They depict mail delivery and show it taking place in far-flung locations. I have always loved these sculptures for their style and beauty, and for the idea that mail delivery unites the world, with people working hard to get a letter where it needs to go.
Here they are: they are arranged in two pairs. You will notice a difference in the look of the reliefs – two were in the sun and two in shadow.
First, the cowboy and the city postman:
Next, mail delivery in the tropics and in the far north:
Every time I am in the neighborhood I stop to take a look. For more information look here.
Now, my other favorite. It’s Dream Garden, a huge mosaic located in the lobby of the Curtis Center at 6th and Walnut Streets, right next to the Independence Hall complex. I worked in a building around the corner for some time and when I needed a respite, I’d come over and visit the mural.
It was designed by Maxfield Parrish and created by the Tiffany studios. Many many small pieces of glass, iridescent, opaque, all glowing.
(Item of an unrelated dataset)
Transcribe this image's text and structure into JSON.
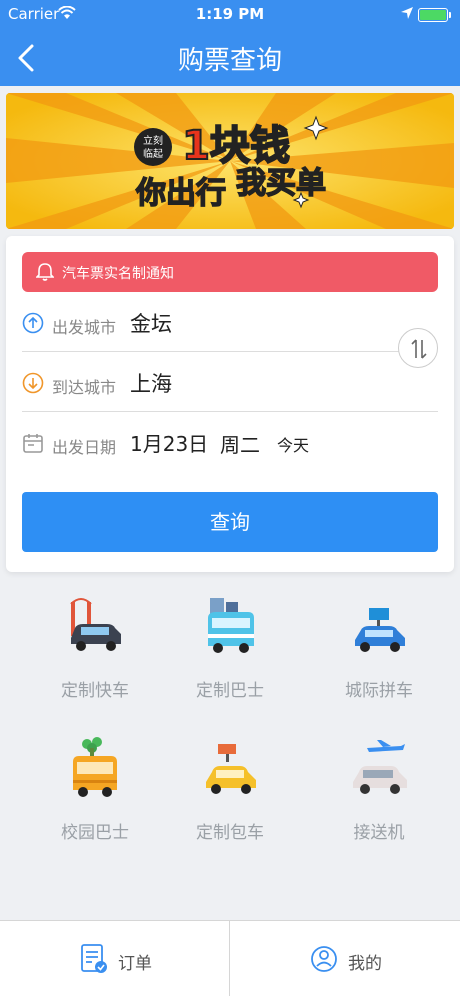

It was installed in 1916 in this building, at the time the home of Curtis Publishing (Ladies Home Journal, Saturday Evening Post). The building itself is fascinating and beautiful, but I am showing you just the mosaic today.
As a note – there are a lot of pictures on the internet, better than mine – here is its official entry by its owner, Pennsylvania Academy of the Fine Arts.
The mosaic was almost lost to the city about 20 years ago, when its owner died and the heir proposed selling it to a Las Vegas casino. In a complicated transaction with public donations and the cooperation of other beneficiaries under the will, the mosaic became the property of PAFA and is now protected as a historic object.
I noticed some “band-aids” on the mosaic that were not there when I last saw it.
A bit of research told me that construction elsewhere in the building had shaken the structure a year ago and damaged the mosaic. I can’t find details on what the restoration plan is, except that it is being studied for repair. I feel better knowing it is in the care of a museum, at least. Anyway, my pleasure was not diminished by the “band-aids”.
All right, now you’ve seen them. My favorites.
Mail art postcard,
First I made the background of collaged magazine papers. Then I drew the bridge and other details with India ink. Last, the little red figure was set in place.
There, my part of the story ends, and you supply your own next chapter.
These paintings are 8″ x 8″, done in acrylics, June, 2017.